═══ Provided records ═══

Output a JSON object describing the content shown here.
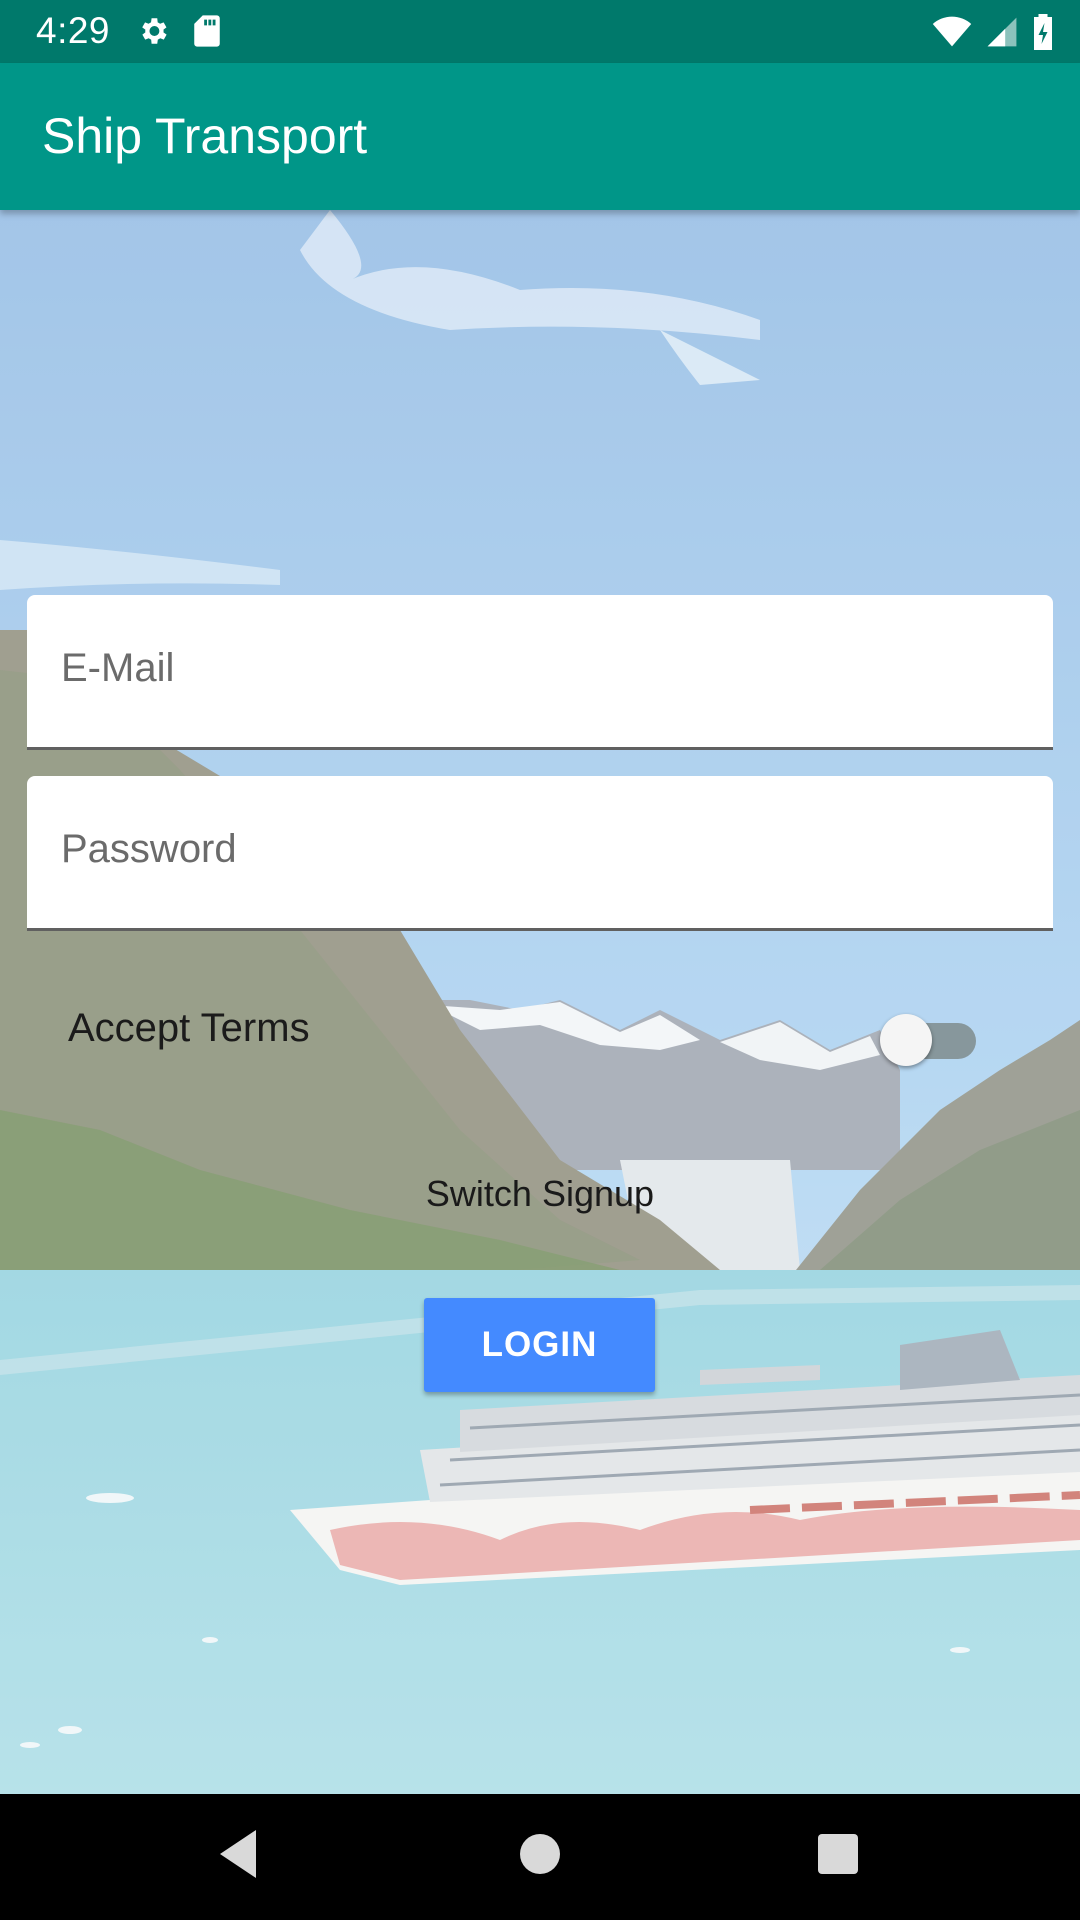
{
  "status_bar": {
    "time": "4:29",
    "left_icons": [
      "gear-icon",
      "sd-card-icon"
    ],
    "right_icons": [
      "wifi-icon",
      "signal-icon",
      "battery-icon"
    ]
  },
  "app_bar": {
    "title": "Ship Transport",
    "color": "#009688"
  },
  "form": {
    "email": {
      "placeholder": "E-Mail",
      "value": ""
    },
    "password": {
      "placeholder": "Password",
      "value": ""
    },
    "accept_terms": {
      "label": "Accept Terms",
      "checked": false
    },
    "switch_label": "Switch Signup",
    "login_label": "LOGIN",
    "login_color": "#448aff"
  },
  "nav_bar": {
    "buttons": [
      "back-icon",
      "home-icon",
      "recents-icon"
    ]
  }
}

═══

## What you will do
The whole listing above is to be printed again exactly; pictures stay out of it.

## Reply
Output a JSON object describing the content shown here.
{
  "status_bar": {
    "time": "4:29",
    "left_icons": [
      "gear-icon",
      "sd-card-icon"
    ],
    "right_icons": [
      "wifi-icon",
      "signal-icon",
      "battery-icon"
    ]
  },
  "app_bar": {
    "title": "Ship Transport",
    "color": "#009688"
  },
  "form": {
    "email": {
      "placeholder": "E-Mail",
      "value": ""
    },
    "password": {
      "placeholder": "Password",
      "value": ""
    },
    "accept_terms": {
      "label": "Accept Terms",
      "checked": false
    },
    "switch_label": "Switch Signup",
    "login_label": "LOGIN",
    "login_color": "#448aff"
  },
  "nav_bar": {
    "buttons": [
      "back-icon",
      "home-icon",
      "recents-icon"
    ]
  }
}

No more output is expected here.